UK Hallmarking Guide

Hallmarking is a vital process that verifies the authenticity, purity, and quality of precious metals used in Jewellery and other items in the United Kingdom. It ensures that consumers receive genuine products and helps to maintain trust within the industry. This guide provides an overview of UK hallmarking.


In line with the UK standards, All of our gold Jewellery that is over 1g will be independently Hallmarked, unless stated otherwise. There are 5 standard hallmarks done at the Assay Office in London to identify Jewellery, they are as follows below.



 Sponsors Mark

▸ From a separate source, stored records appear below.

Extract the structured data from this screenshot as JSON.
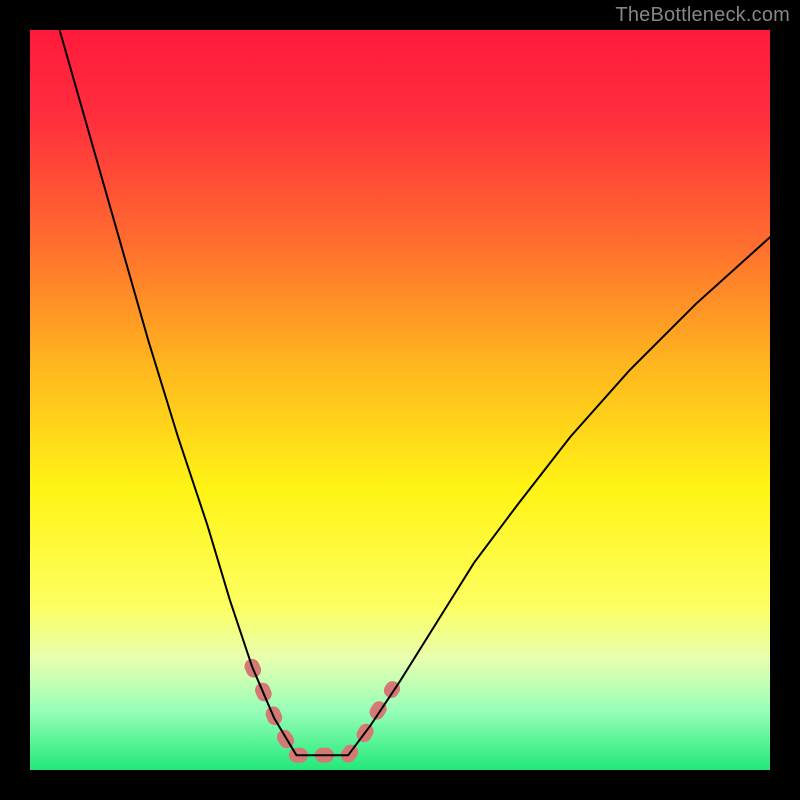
{
  "watermark": "TheBottleneck.com",
  "chart_data": {
    "type": "line",
    "title": "",
    "xlabel": "",
    "ylabel": "",
    "xlim": [
      0,
      100
    ],
    "ylim": [
      0,
      100
    ],
    "grid": false,
    "gradient_stops": [
      {
        "offset": 0,
        "color": "#ff1a3c"
      },
      {
        "offset": 12,
        "color": "#ff2f3d"
      },
      {
        "offset": 28,
        "color": "#ff6a2f"
      },
      {
        "offset": 45,
        "color": "#ffb51f"
      },
      {
        "offset": 62,
        "color": "#fff415"
      },
      {
        "offset": 78,
        "color": "#fdff62"
      },
      {
        "offset": 85,
        "color": "#e7ffb0"
      },
      {
        "offset": 92,
        "color": "#97ffb8"
      },
      {
        "offset": 100,
        "color": "#22e87a"
      }
    ],
    "series": [
      {
        "name": "curve-left",
        "stroke": "#000000",
        "x": [
          4,
          8,
          12,
          16,
          20,
          24,
          27,
          30,
          33,
          36
        ],
        "y": [
          100,
          86,
          72,
          58,
          45,
          33,
          23,
          14,
          7,
          2
        ]
      },
      {
        "name": "curve-right",
        "stroke": "#000000",
        "x": [
          43,
          46,
          50,
          55,
          60,
          66,
          73,
          81,
          90,
          100
        ],
        "y": [
          2,
          6,
          12,
          20,
          28,
          36,
          45,
          54,
          63,
          72
        ]
      }
    ],
    "flat_segment": {
      "name": "valley-flat",
      "stroke": "#000000",
      "x": [
        36,
        43
      ],
      "y": [
        2,
        2
      ]
    },
    "highlight_bands": [
      {
        "name": "valley-highlight-left",
        "color": "#d47a74",
        "x": [
          30,
          32,
          34,
          36
        ],
        "y": [
          14,
          9.5,
          5,
          2
        ]
      },
      {
        "name": "valley-highlight-flat",
        "color": "#d47a74",
        "x": [
          36,
          39,
          41,
          43
        ],
        "y": [
          2,
          2,
          2,
          2
        ]
      },
      {
        "name": "valley-highlight-right",
        "color": "#d47a74",
        "x": [
          43,
          45,
          47,
          49
        ],
        "y": [
          2,
          4.5,
          8,
          11
        ]
      }
    ]
  }
}
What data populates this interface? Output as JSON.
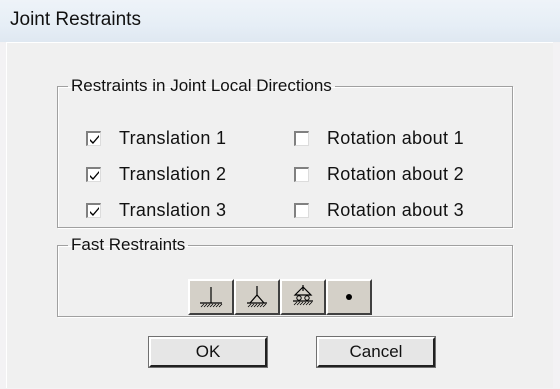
{
  "window": {
    "title": "Joint Restraints"
  },
  "restraints_group": {
    "legend": "Restraints in Joint Local Directions",
    "translations": [
      {
        "label": "Translation  1",
        "checked": true
      },
      {
        "label": "Translation  2",
        "checked": true
      },
      {
        "label": "Translation  3",
        "checked": true
      }
    ],
    "rotations": [
      {
        "label": "Rotation about  1",
        "checked": false
      },
      {
        "label": "Rotation about  2",
        "checked": false
      },
      {
        "label": "Rotation about  3",
        "checked": false
      }
    ]
  },
  "fast_group": {
    "legend": "Fast Restraints",
    "buttons": [
      {
        "icon": "fixed-support-icon"
      },
      {
        "icon": "pinned-support-icon"
      },
      {
        "icon": "roller-support-icon"
      },
      {
        "icon": "free-joint-icon"
      }
    ]
  },
  "actions": {
    "ok_label": "OK",
    "cancel_label": "Cancel"
  }
}
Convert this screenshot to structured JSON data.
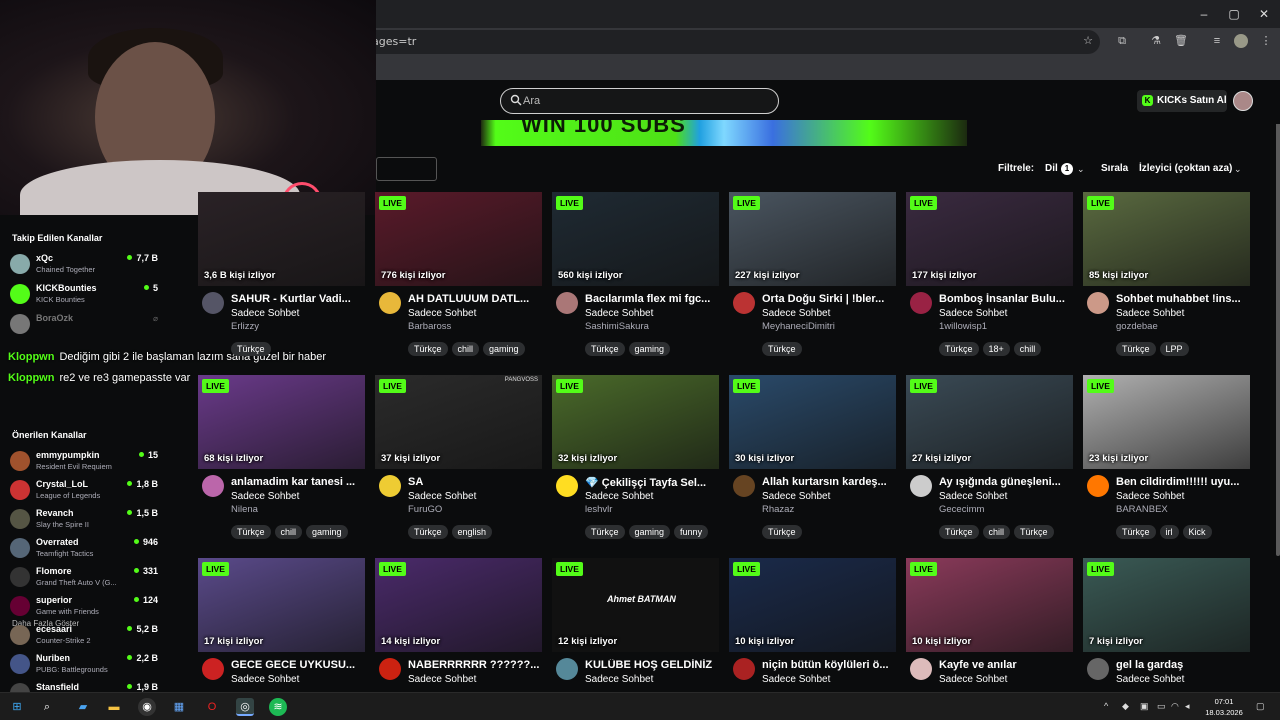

This is a compulsory mark, it is the registered mark of the company that submitted the article for hallmarking. It comprises of the initials chosen by that company - In our case this will be AFJ - inside a surrounding shield shape. The shield shape varies.

  Fineness Symbol

The traditional fineness symbol is an optional part of the hallmark but applied as standard at the Assay Office. In our case, the symbol will be a crown, as shown above, this symbolises that the item is Gold.

  Millesimal Fineness Mark

This is a compulsory mark. This mark tells you how fine the metal is. This numerical format was made compulsory in 1999 and shows the precious metal content of the article, expressed in parts per thousand. The mark 750 will apply to our 18ct gold jewellery which symbolises 18ct. More details on fineness can be found in our Purity Guide.



  Assay Office Mark

This is a compulsory mark. This mark tells you which Assay Office tested and hallmarked the article. As our new jewellery is marked in London, this will be done in the form of the historic image of the leopard’s head
The leopard's head mark of London has been used by some of the finest craftsmen in history, on some of the most prestigious and celebrated works. 




  Date Letter Mark

This is not a compulsory mark. Letter changes happen annually on January 1st. The font, case, and shield shape all change so each can only indicate one specific year.